*** Begin section ***
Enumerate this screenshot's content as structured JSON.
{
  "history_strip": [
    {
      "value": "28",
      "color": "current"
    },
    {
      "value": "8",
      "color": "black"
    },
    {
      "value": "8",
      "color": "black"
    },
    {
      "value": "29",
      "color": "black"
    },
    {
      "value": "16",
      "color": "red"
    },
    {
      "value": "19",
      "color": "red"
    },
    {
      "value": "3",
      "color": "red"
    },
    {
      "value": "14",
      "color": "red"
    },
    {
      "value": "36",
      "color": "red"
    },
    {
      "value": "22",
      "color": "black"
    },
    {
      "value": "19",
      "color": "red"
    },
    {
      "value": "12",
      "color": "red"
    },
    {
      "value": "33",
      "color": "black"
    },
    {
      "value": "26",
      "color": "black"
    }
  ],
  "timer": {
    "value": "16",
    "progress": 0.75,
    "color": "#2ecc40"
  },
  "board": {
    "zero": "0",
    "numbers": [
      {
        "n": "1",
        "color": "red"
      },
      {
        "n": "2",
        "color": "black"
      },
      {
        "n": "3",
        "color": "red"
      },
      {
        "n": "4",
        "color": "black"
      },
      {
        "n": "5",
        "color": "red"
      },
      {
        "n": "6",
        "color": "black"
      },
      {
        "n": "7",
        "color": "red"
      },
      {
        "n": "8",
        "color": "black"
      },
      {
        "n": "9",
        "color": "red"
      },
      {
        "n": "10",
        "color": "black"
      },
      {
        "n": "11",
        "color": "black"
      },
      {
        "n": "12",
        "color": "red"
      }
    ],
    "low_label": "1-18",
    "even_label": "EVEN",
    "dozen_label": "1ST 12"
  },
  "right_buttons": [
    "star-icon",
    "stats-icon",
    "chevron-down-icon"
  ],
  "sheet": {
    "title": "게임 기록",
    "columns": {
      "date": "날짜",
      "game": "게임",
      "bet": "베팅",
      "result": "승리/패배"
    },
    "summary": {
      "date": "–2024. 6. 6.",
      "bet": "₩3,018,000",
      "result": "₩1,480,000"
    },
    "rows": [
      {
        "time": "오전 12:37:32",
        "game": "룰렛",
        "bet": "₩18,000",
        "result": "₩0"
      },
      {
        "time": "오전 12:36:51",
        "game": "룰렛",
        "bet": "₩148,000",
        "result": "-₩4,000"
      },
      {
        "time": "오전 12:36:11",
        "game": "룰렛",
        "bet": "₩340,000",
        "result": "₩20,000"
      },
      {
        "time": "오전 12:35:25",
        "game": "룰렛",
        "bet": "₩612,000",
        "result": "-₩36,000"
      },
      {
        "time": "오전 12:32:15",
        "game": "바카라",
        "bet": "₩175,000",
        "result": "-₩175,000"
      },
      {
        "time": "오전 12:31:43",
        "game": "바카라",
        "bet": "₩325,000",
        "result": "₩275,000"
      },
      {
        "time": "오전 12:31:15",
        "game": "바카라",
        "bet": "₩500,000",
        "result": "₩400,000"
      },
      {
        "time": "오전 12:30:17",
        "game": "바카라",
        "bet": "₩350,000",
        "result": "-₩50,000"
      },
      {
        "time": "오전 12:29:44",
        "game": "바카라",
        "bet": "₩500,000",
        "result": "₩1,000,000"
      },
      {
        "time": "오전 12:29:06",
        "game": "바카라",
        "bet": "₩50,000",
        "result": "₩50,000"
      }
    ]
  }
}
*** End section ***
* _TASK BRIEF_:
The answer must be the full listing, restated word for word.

* _RESULT OF THE TASK_:
Enumerate this screenshot's content as structured JSON.
{
  "history_strip": [
    {
      "value": "28",
      "color": "current"
    },
    {
      "value": "8",
      "color": "black"
    },
    {
      "value": "8",
      "color": "black"
    },
    {
      "value": "29",
      "color": "black"
    },
    {
      "value": "16",
      "color": "red"
    },
    {
      "value": "19",
      "color": "red"
    },
    {
      "value": "3",
      "color": "red"
    },
    {
      "value": "14",
      "color": "red"
    },
    {
      "value": "36",
      "color": "red"
    },
    {
      "value": "22",
      "color": "black"
    },
    {
      "value": "19",
      "color": "red"
    },
    {
      "value": "12",
      "color": "red"
    },
    {
      "value": "33",
      "color": "black"
    },
    {
      "value": "26",
      "color": "black"
    }
  ],
  "timer": {
    "value": "16",
    "progress": 0.75,
    "color": "#2ecc40"
  },
  "board": {
    "zero": "0",
    "numbers": [
      {
        "n": "1",
        "color": "red"
      },
      {
        "n": "2",
        "color": "black"
      },
      {
        "n": "3",
        "color": "red"
      },
      {
        "n": "4",
        "color": "black"
      },
      {
        "n": "5",
        "color": "red"
      },
      {
        "n": "6",
        "color": "black"
      },
      {
        "n": "7",
        "color": "red"
      },
      {
        "n": "8",
        "color": "black"
      },
      {
        "n": "9",
        "color": "red"
      },
      {
        "n": "10",
        "color": "black"
      },
      {
        "n": "11",
        "color": "black"
      },
      {
        "n": "12",
        "color": "red"
      }
    ],
    "low_label": "1-18",
    "even_label": "EVEN",
    "dozen_label": "1ST 12"
  },
  "right_buttons": [
    "star-icon",
    "stats-icon",
    "chevron-down-icon"
  ],
  "sheet": {
    "title": "게임 기록",
    "columns": {
      "date": "날짜",
      "game": "게임",
      "bet": "베팅",
      "result": "승리/패배"
    },
    "summary": {
      "date": "–2024. 6. 6.",
      "bet": "₩3,018,000",
      "result": "₩1,480,000"
    },
    "rows": [
      {
        "time": "오전 12:37:32",
        "game": "룰렛",
        "bet": "₩18,000",
        "result": "₩0"
      },
      {
        "time": "오전 12:36:51",
        "game": "룰렛",
        "bet": "₩148,000",
        "result": "-₩4,000"
      },
      {
        "time": "오전 12:36:11",
        "game": "룰렛",
        "bet": "₩340,000",
        "result": "₩20,000"
      },
      {
        "time": "오전 12:35:25",
        "game": "룰렛",
        "bet": "₩612,000",
        "result": "-₩36,000"
      },
      {
        "time": "오전 12:32:15",
        "game": "바카라",
        "bet": "₩175,000",
        "result": "-₩175,000"
      },
      {
        "time": "오전 12:31:43",
        "game": "바카라",
        "bet": "₩325,000",
        "result": "₩275,000"
      },
      {
        "time": "오전 12:31:15",
        "game": "바카라",
        "bet": "₩500,000",
        "result": "₩400,000"
      },
      {
        "time": "오전 12:30:17",
        "game": "바카라",
        "bet": "₩350,000",
        "result": "-₩50,000"
      },
      {
        "time": "오전 12:29:44",
        "game": "바카라",
        "bet": "₩500,000",
        "result": "₩1,000,000"
      },
      {
        "time": "오전 12:29:06",
        "game": "바카라",
        "bet": "₩50,000",
        "result": "₩50,000"
      }
    ]
  }
}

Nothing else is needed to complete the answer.